A highlight for the local canola industry was the publication 'Canola Production Guidelines' compiled by Prof André Agenbag being the outcome of a THRIP project. This publication is a valuable addition to the 'Canola Production Manual' previously published by Dr Jos de Kock, a Board member of the PRF. Both documents are available on the PRF website, whilst 'Canola Production Guidelines' is also available from the PRF in hard copy and on CD.

The Canola Focus which was sponsored by the PRF over the past number of years remains an important resource for conveying the latest infor­mation to producers. The PRF would like to acknowledge Messrs P Lombard, J Bruwer and Dr N Kotze who comprise the editorial team of Canola Focus, as well as all co-workers who continuously make contributions that ensure the success of the publication.

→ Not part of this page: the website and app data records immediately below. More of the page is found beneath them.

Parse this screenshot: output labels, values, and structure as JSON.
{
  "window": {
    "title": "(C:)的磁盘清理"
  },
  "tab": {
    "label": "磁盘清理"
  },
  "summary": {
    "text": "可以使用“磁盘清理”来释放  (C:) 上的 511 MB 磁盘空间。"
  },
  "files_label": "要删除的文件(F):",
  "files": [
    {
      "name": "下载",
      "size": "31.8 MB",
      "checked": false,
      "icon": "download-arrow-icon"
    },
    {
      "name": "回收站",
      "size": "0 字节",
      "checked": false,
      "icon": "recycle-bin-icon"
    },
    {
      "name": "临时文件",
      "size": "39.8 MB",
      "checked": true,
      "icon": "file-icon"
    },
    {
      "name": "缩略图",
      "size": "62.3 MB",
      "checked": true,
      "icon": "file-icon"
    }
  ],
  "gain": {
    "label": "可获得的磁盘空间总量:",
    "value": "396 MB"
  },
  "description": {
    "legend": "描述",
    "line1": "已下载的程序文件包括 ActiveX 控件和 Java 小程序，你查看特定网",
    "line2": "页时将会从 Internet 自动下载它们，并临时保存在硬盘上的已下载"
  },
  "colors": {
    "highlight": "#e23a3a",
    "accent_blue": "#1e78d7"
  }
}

It was noted this year, after long delays, that the concept regulations regarding grading, packaging and marking of canola targeted for sales in South Africa, according to the Law on Agriculture Production Standards, Act 119 of 1990, was accepted by the Department of Agriculture.

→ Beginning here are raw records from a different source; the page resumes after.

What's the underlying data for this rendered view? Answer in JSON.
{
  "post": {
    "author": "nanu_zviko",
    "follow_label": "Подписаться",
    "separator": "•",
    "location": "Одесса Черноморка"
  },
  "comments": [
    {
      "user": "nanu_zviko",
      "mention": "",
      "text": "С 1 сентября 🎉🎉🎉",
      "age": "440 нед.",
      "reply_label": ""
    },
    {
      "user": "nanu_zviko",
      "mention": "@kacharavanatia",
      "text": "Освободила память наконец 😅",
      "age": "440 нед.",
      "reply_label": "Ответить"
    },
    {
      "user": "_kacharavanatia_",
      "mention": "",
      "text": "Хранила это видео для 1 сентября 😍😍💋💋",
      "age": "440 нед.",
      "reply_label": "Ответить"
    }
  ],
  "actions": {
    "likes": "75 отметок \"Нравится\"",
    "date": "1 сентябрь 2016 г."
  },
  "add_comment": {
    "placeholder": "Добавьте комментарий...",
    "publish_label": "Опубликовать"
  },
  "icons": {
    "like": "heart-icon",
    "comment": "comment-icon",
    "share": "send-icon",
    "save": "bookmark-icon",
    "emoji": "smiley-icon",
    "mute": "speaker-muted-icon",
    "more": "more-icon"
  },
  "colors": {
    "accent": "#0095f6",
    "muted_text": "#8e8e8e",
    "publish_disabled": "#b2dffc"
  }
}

Aside from several smaller information days, the Skog- and Riversdal days are still being utilised to introduce canola to increasing numbers of producers. The PRF is one of the principals of Skog and partly funds the project of Dr Hardy (see 5.19 above) which is conducted in Riversdal on the farm belonging to Mr Fanie Joubert.

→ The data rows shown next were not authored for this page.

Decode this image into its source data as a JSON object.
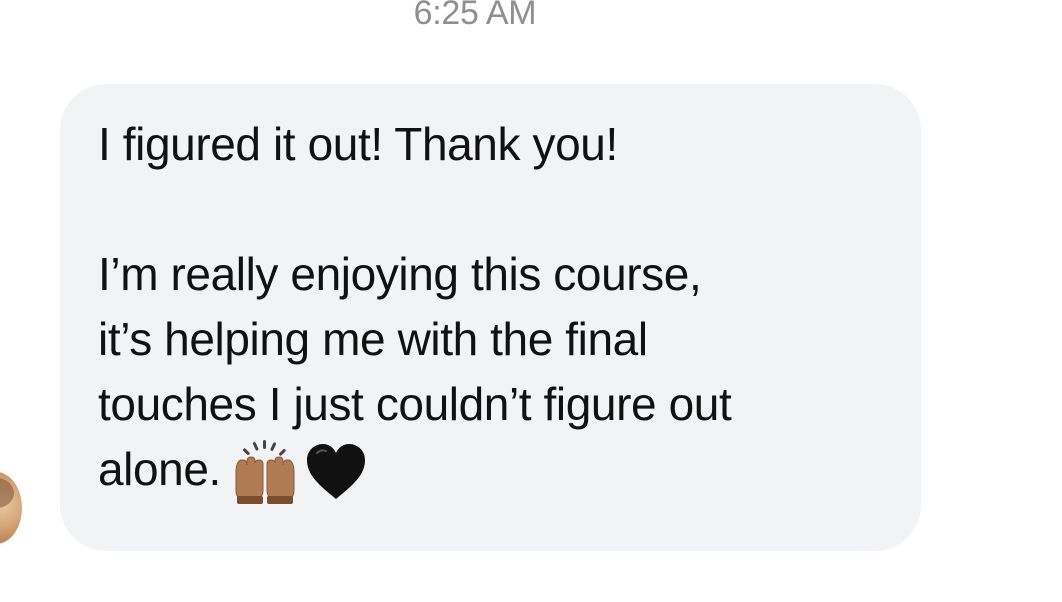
{
  "conversation": {
    "timestamp": "6:25 AM"
  },
  "message": {
    "line1": "I figured it out! Thank you!",
    "line2": "I’m really enjoying this course,",
    "line3": "it’s helping me with the final",
    "line4": "touches I just couldn’t figure out",
    "line5": "alone.",
    "emojis": [
      "raising-hands-icon",
      "black-heart-icon"
    ]
  },
  "colors": {
    "bubble_background": "#f2f3f5",
    "text": "#111111",
    "timestamp": "#8e8e93"
  }
}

The study tour to Australia, discussed above, was aimed at promoting closer ties and cooperation within the canola industry internationally. This mission was under the leadership of Dr Jos de Kock, a Trustee of the PRF, and included Messrs J Bruwer and P Lombard, in accordance with a new policy decision of the PRF discussed above. Progress resulting from this visit will be discussed in the following research report.

In an attempt to identify issues that hamper the progress of the canola industry, the Board has approved a project entitled 'Canola Adoption Deci­sions in the Overberg'. Unfortunately the project has not yet been initiated and will receive attention in 2009/2010.

All the above mentioned actions are aimed at breaking through the apparent stagnation of the industry and to promote significant annual pro­gress. Following good initial progress, hectares under canola were as follows:

2006  :  32 000
2007  :  33 200 and
2008  :  34 000




In the research report of 2007/2008 it was mentioned that no further research funds will be made available for lupin research after 31 December 2008 and the necessary reasons were given for taking this decision. The past season yielded only 13 300 tons on 14 000 ha which once again reinforces our decision.

The PRF has however decided to see the lupin issue through to its logical conclusion. Seed from promising cultivars and lines in the possession of the PRF will be made available to interested parties together with the results of the past two years' cultivar trials. In an attempt to make a suffi­cient quantity of seeds available to such institutions, the process of terminating PRF funded lupin research will only be completed in the 2009/2010 financial year.

In the meantime it has also been agreed with the ARC-IGC that the lupin germ plasm in their possession will be transferred to the National germ plasm bank for safekeeping.